Wei Ying picks him up, which he can still do pretty easily. It is clearly time for hugs. “It’s okay to be scared.” He gives Yuan a sloppy kiss on the cheek, which makes him giggle. “But what’s today?” Wei Ying asks in English.
“We’re signing papers,” says Yuan, wiping his cheek off with his sleeve.
Lan Zhan, who always knows when Wei Ying needs him, appears out of the crowd of family, suddenly right behind Wei Ying. “What papers?” prompts Lan Zhan, putting his arms around Wei Ying’s waist.
Yuan smiles at him. “Adoption,” he recites. “It’s a formal legal procedure.”
“What does it mean?” Wei Ying asks.
Yuan gets just a little pink.
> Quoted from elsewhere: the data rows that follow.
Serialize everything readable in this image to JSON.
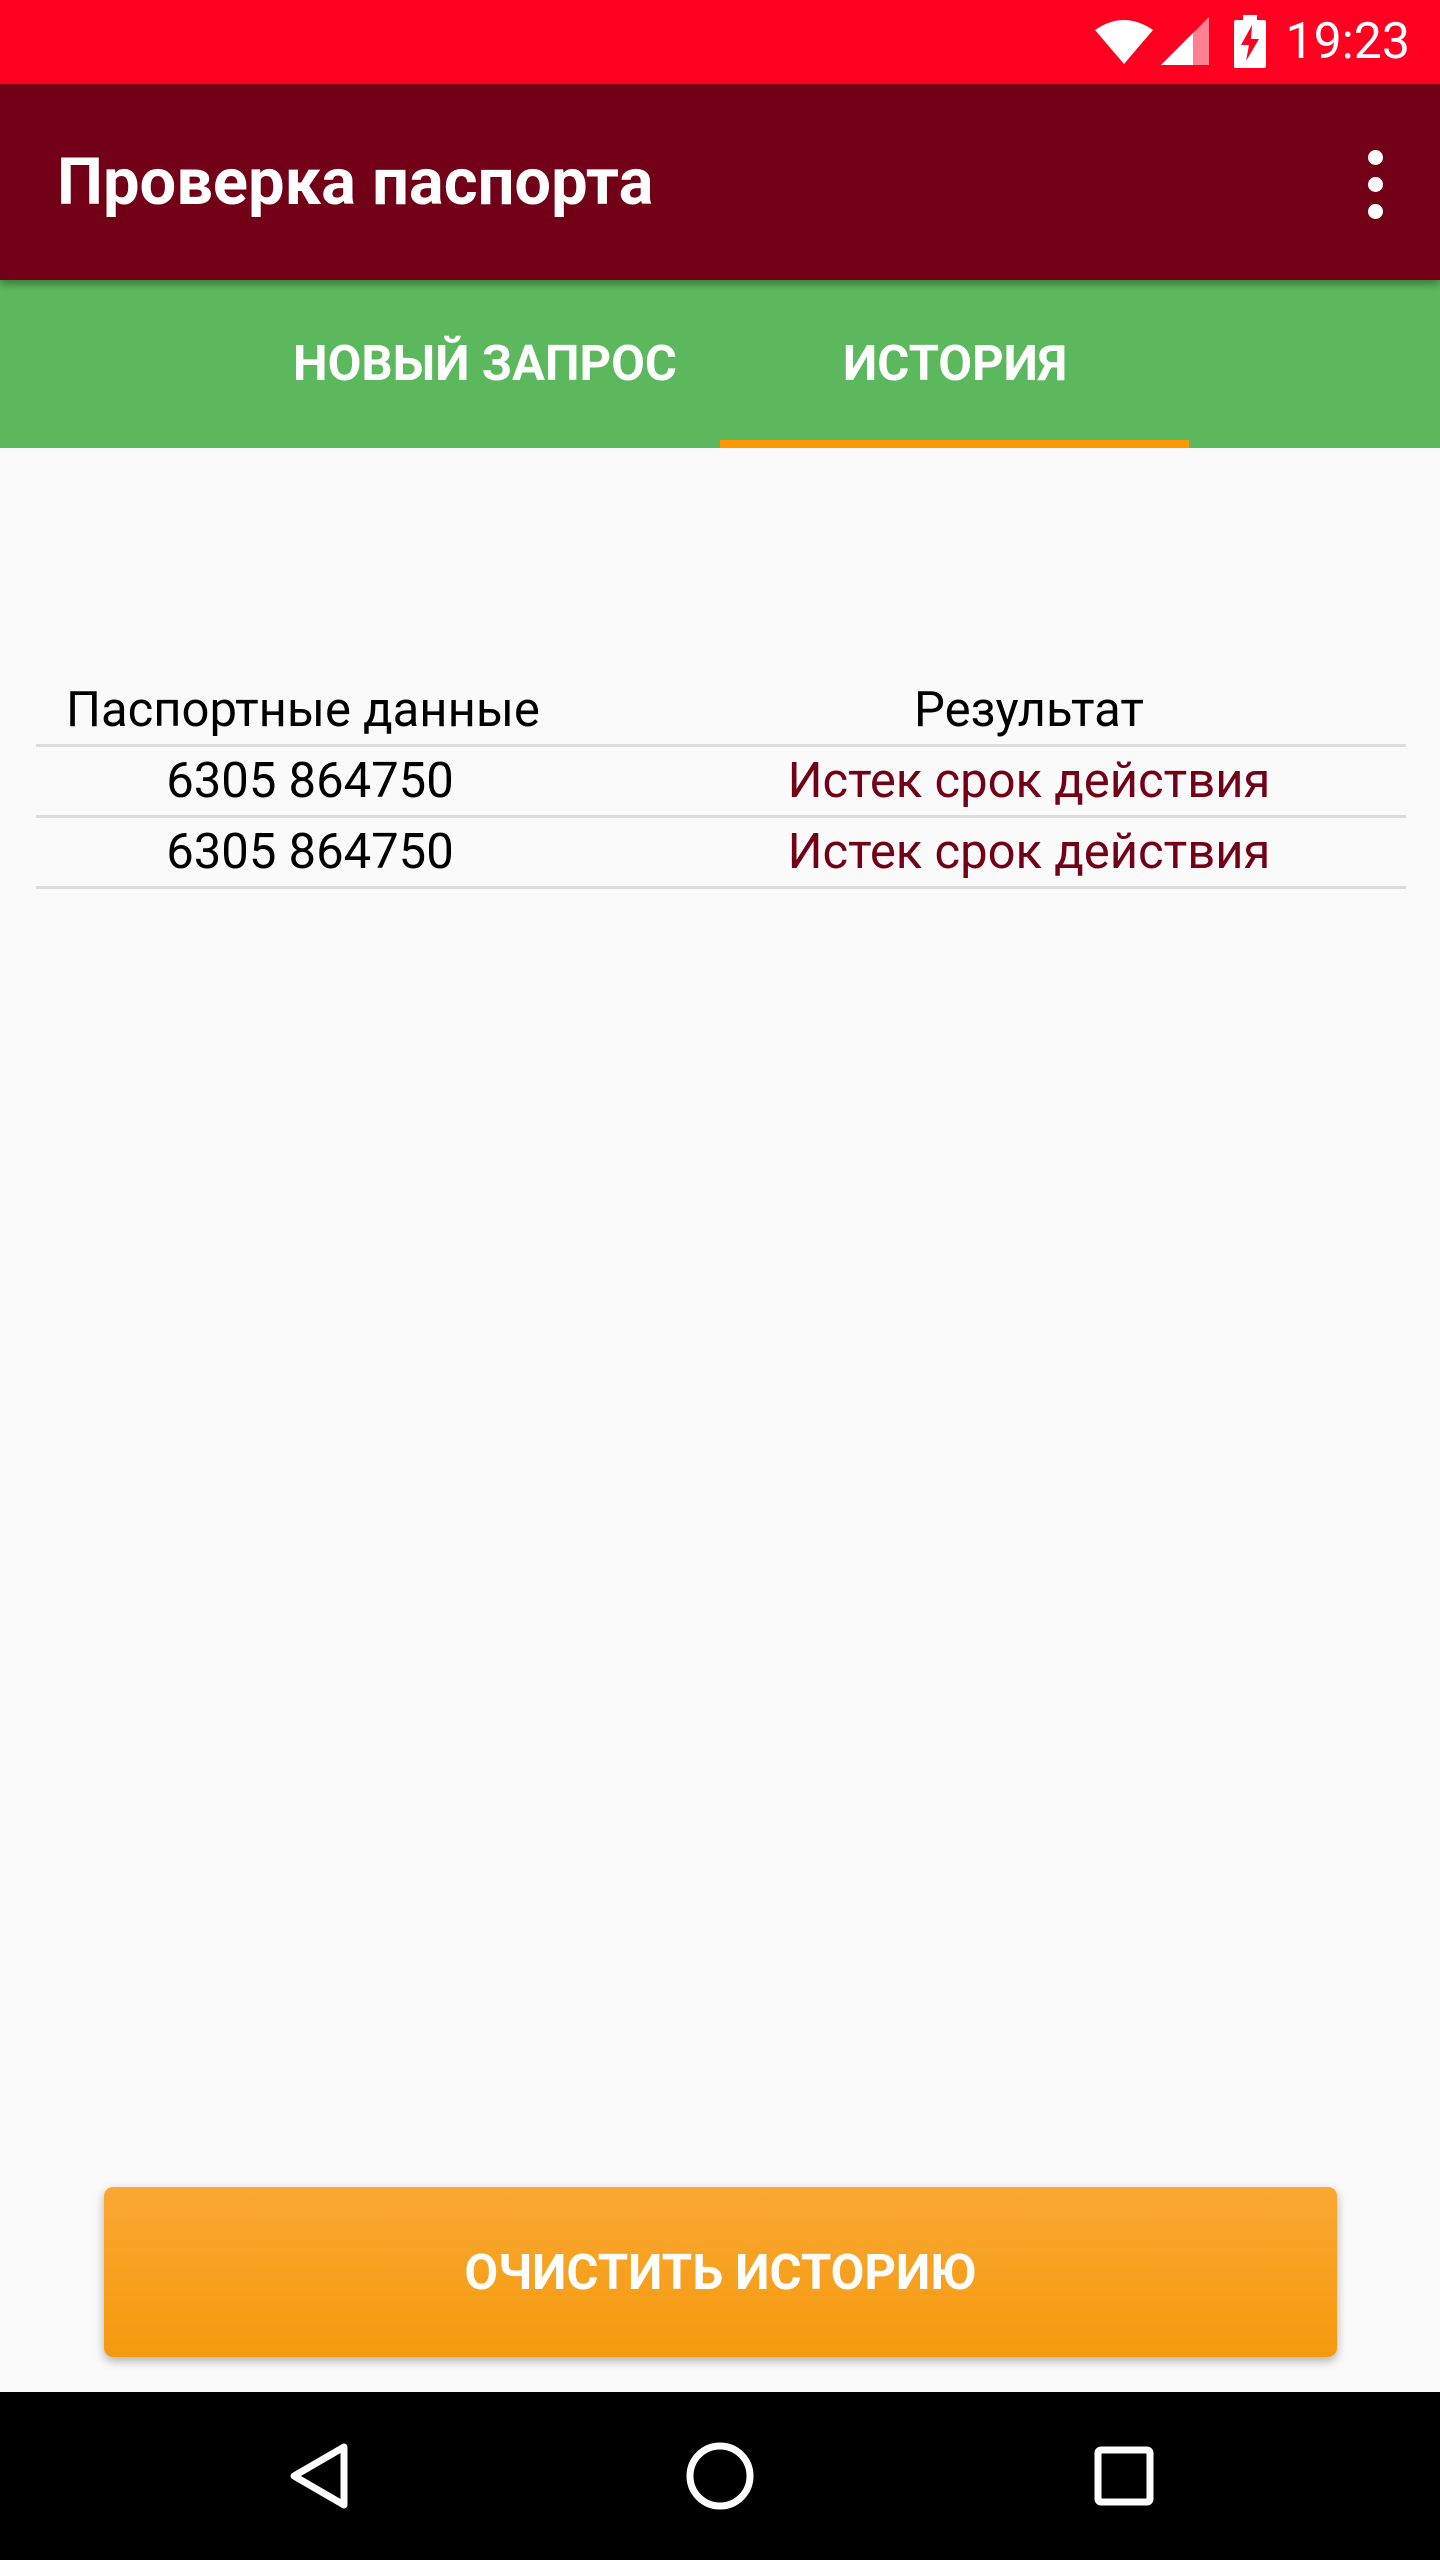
{
  "status_bar": {
    "time": "19:23",
    "icons": [
      "wifi-icon",
      "signal-icon",
      "battery-charging-icon"
    ]
  },
  "app_bar": {
    "title": "Проверка паспорта",
    "menu_icon": "overflow-menu-icon"
  },
  "tabs": [
    {
      "label": "НОВЫЙ ЗАПРОС",
      "selected": false
    },
    {
      "label": "ИСТОРИЯ",
      "selected": true
    }
  ],
  "history_table": {
    "headers": [
      "Паспортные данные",
      "Результат"
    ],
    "rows": [
      {
        "passport": "6305 864750",
        "result": "Истек срок действия"
      },
      {
        "passport": "6305 864750",
        "result": "Истек срок действия"
      }
    ]
  },
  "clear_button": {
    "label": "ОЧИСТИТЬ ИСТОРИЮ"
  },
  "nav_bar": {
    "icons": [
      "back-icon",
      "home-icon",
      "recents-icon"
    ]
  },
  "colors": {
    "status_bar": "#ff0020",
    "app_bar": "#720017",
    "tab_bar": "#5cb85c",
    "tab_indicator": "#ff9800",
    "result_text": "#720017",
    "button": "#f8a020"
  }
}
It’s adorable. “You’re keeping me,” he says.
Wei Ying could melt into the floor, he feels so warm inside. He remembers Yanli telling him that he’s always loved recklessly, and he thinks it was all a rehearsal for this, for making sure Yuan and Lan Zhan know how loved they are. “Forever,” he says. “And ever, and ever, and ever, and ever, and we’ll never ever ever go away.” He boops Yuan gently on the nose.
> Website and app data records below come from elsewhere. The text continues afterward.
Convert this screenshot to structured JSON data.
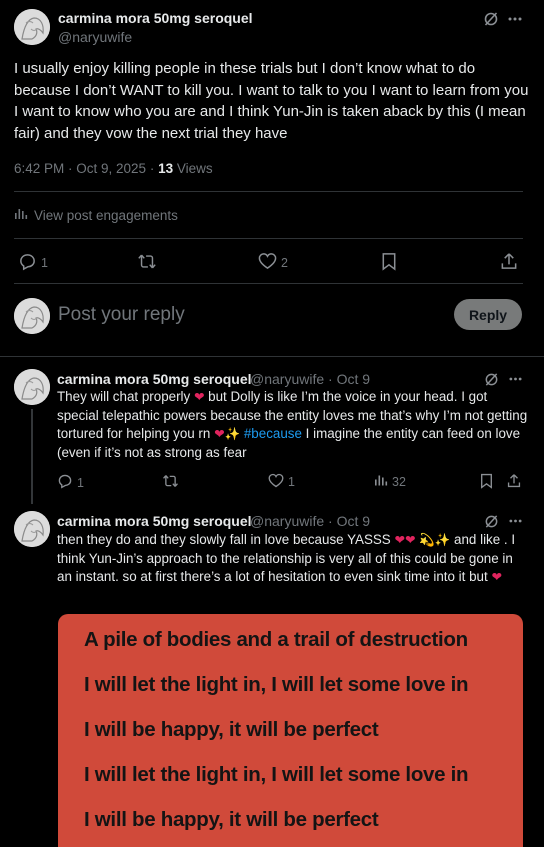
{
  "main_post": {
    "author_name": "carmina mora 50mg seroquel",
    "author_handle": "@naryuwife",
    "text": "I usually enjoy killing people in these trials but I don’t know what to do because I don’t WANT to kill you. I want to talk to you I want to learn from you I want to know who you are and I think Yun-Jin is taken aback by this (I mean fair) and they vow the next trial they have",
    "timestamp": "6:42 PM · Oct 9, 2025 · ",
    "views_count": "13",
    "views_label": " Views",
    "engagements_label": "View post engagements",
    "reply_count": "1",
    "like_count": "2"
  },
  "composer": {
    "placeholder": "Post your reply",
    "button_label": "Reply"
  },
  "replies": [
    {
      "author_name": "carmina mora 50mg seroquel",
      "author_handle": "@naryuwife",
      "date": " · Oct 9",
      "text_a": "They will chat properly ",
      "text_b": " but Dolly is like I’m the voice in your head. I got special telepathic powers because the entity loves me that’s why I’m not getting tortured for helping you rn ",
      "hashtag": "#because",
      "text_c": " I imagine the entity can feed on love (even if it’s not as strong as fear",
      "reply_count": "1",
      "like_count": "1",
      "view_count": "32"
    },
    {
      "author_name": "carmina mora 50mg seroquel",
      "author_handle": "@naryuwife",
      "date": " · Oct 9",
      "text_a": "then they do and they slowly fall in love because YASSS ",
      "text_b": " and like . I think Yun-Jin’s approach to the relationship is very all of this could be gone in an instant. so at first there’s a lot of hesitation to even sink time into it but "
    }
  ],
  "media_lyrics": [
    "A pile of bodies and a trail of destruction",
    "I will let the light in, I will let some love in",
    "I will be happy, it will be perfect",
    "I will let the light in, I will let some love in",
    "I will be happy, it will be perfect"
  ],
  "colors": {
    "background": "#000000",
    "text": "#e7e9ea",
    "muted": "#71767b",
    "link": "#1d9bf0",
    "media_bg": "#d04a3a",
    "heart_emoji": "#e0245e"
  },
  "icons": [
    "grok-icon",
    "more-icon",
    "reply-icon",
    "repost-icon",
    "like-icon",
    "bookmark-icon",
    "share-icon",
    "analytics-icon"
  ]
}
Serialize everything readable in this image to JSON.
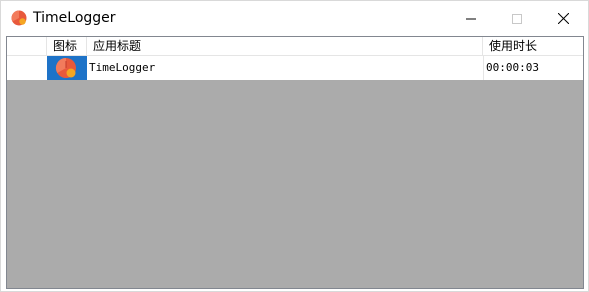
{
  "window": {
    "title": "TimeLogger",
    "app_icon": "clock-pie-icon"
  },
  "controls": {
    "minimize_icon": "minimize-icon",
    "maximize_icon": "maximize-icon",
    "close_icon": "close-icon"
  },
  "table": {
    "columns": [
      "",
      "图标",
      "应用标题",
      "使用时长"
    ],
    "rows": [
      {
        "index": "",
        "icon": "clock-pie-icon",
        "app_title": "TimeLogger",
        "duration": "00:00:03"
      }
    ]
  },
  "colors": {
    "selected_icon_bg": "#1e73c8",
    "empty_area": "#ababab",
    "icon_red": "#e8593c",
    "icon_orange": "#f5a623"
  }
}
“Daaad,” Yuan complains. “I know. But… You and papa want to go away?”
Wei Ying glances over his shoulder at Lan Zhan’s perfect profile. It is hard, it turns out, to have as much sex as they want to have, as quietly as they need to have it, when Yuan is likely to wander into the bedroom after having a bad dream. “We want to go on a vacation,” he says. “For a few days, just me and papa. And we’ll FaceTime you every single day while we’re gone, and we’ll miss you so much we’ll cry every minute we’re away.”
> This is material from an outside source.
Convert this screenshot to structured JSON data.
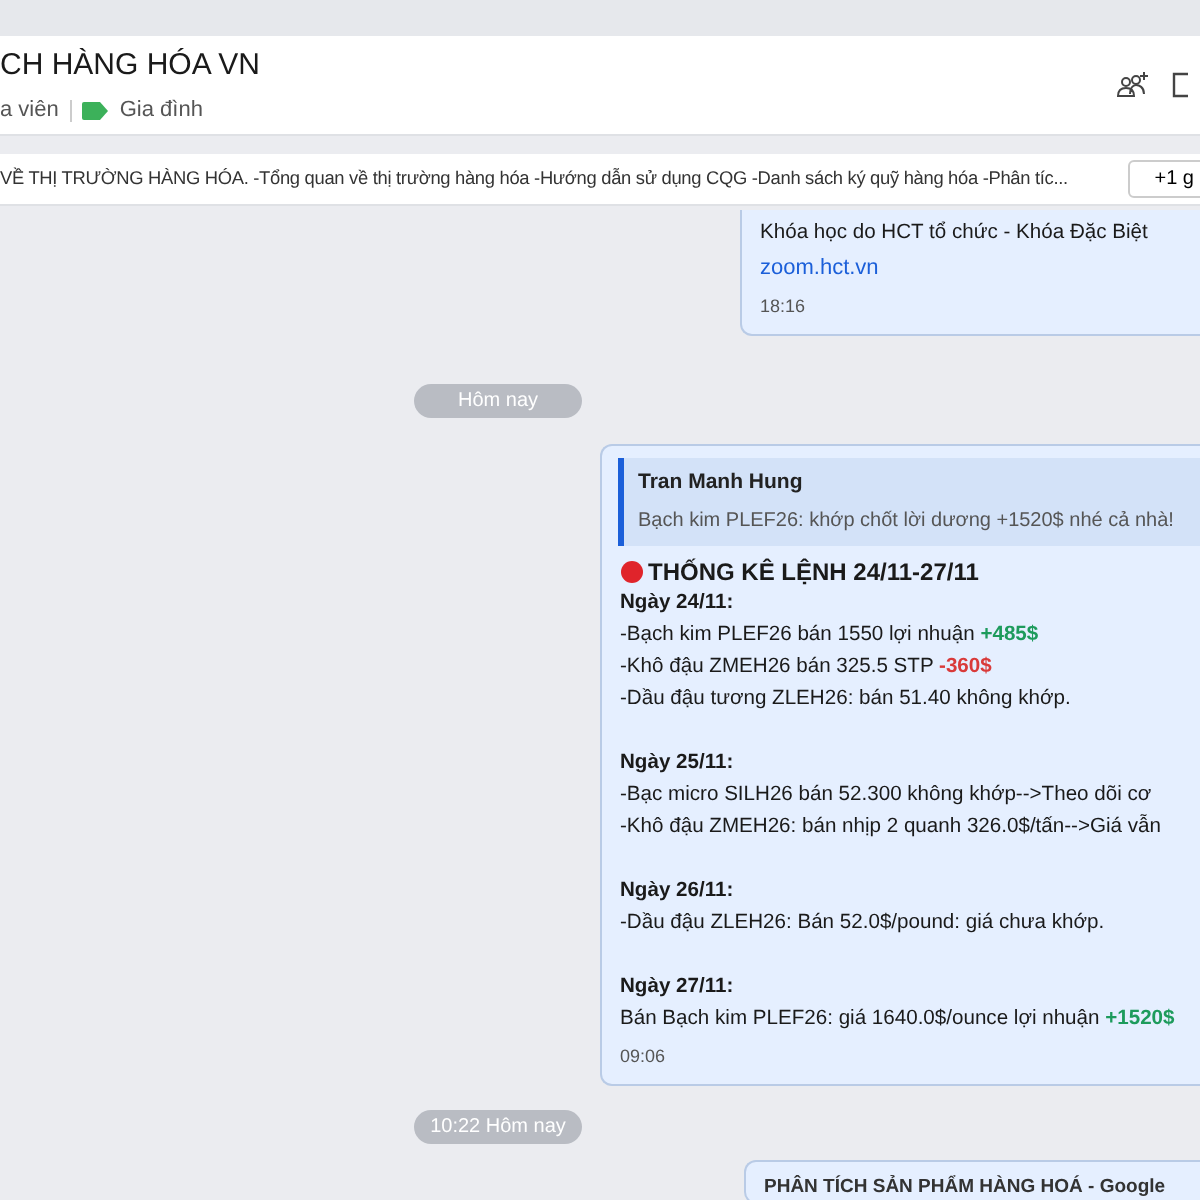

“Don’t cry,” says Yuan, frowning. “Don’t worry; I want to keep you, too.” He puts his arms around Wei Ying’s neck and hugs him.
If Wei Ying didn’t have Lan Zhan standing literally behind him, he’d stagger and collapse. “Oh,” he says, blinking back tears. He clears his throat a couple of times. Bursting into sobs right now would send Yuan a weird message, so he’s not going to. “That’s good. That’s—Then we don’t have to worry.”
“You should have a vacation,” says Yuan. “I’ll stay with Auntie Yanli. I’ll teach the baby, too. He has to learn Chinese.”
Wei Ying can’t really figure out how his voice works, and if he tries he’s gonna cry for real, so it’s a good thing Lan Zhan says, “Then we will go on a vacation. And bring you back presents. You, and the bunny.”
“Good!” says Yuan, perking up again. “I like that.”
“I think I should take a picture,” says Yanli. Wei Ying hadn’t realized she was still right next to them, but she’s beaming at him with her special fond, proud smile. “Today is definitely a day to add to the fridge. Give me your phone, A-Ying.”
Lan Zhan fishes it out of Wei Ying’s pocket. “Wait,” Wei Ying says, “I’m still in my pajamas. We got A-Yuan a little suit with a tiny little tie. It’s gonna be the cutest thing in the world—”
“This is already the cutest thing in the world,” says Yanli firmly. She takes a step back. Behind her, Zixuan is shouting at Jiang Cheng that he has no idea how much work a baby is, and Jiang Cheng is shouting back that he could raise a baby on his own no problem, and Qiren is complaining just a little bit too loudly to Lan Huan that Wei Ying is a bad influence on everyone. “On the count of three, say ‘family,’” she says.
Wei Ying sniffles a couple of times, hoping he doesn’t look sad. He’s not sad, he’s probably the happiest he’s been in his entire life. It’s just overwhelming. “Okay,” he says. He glances up at Lan Zhan. “You hear that? We’re going to smile.”
“I am smiling,” says Lan Zhan, and it’s true; for him, his face is very soft and fond. Wei Ying squeezes Yuan a little tighter, and Lan Zhan holds on to Wei Ying a little tighter.
“One, two, three,” Wei Ying says.
“Family,” Yuan and Lan Zhan dutifully chorus together.
The pictures, when Wei Ying sees them later, are hilarious. Lan Zhan is so formal, standing with perfect posture. His face is blank, but his eyes are soft, and his mouth curls up at one edge. Yuan, in Wei Ying’s arms, is trying too hard to smile. In the second and third pictures he’s turned to Wei Ying, to ask with extreme patience if now he can get down and show his homework to Grandpa, please? Wei Ying is the only one beaming at the camera, eyes definitely sparkling with tears. This picture is going on the Christmas card next year, he thinks. It’s going on the fridge forever.
This is his family, and it is perfect.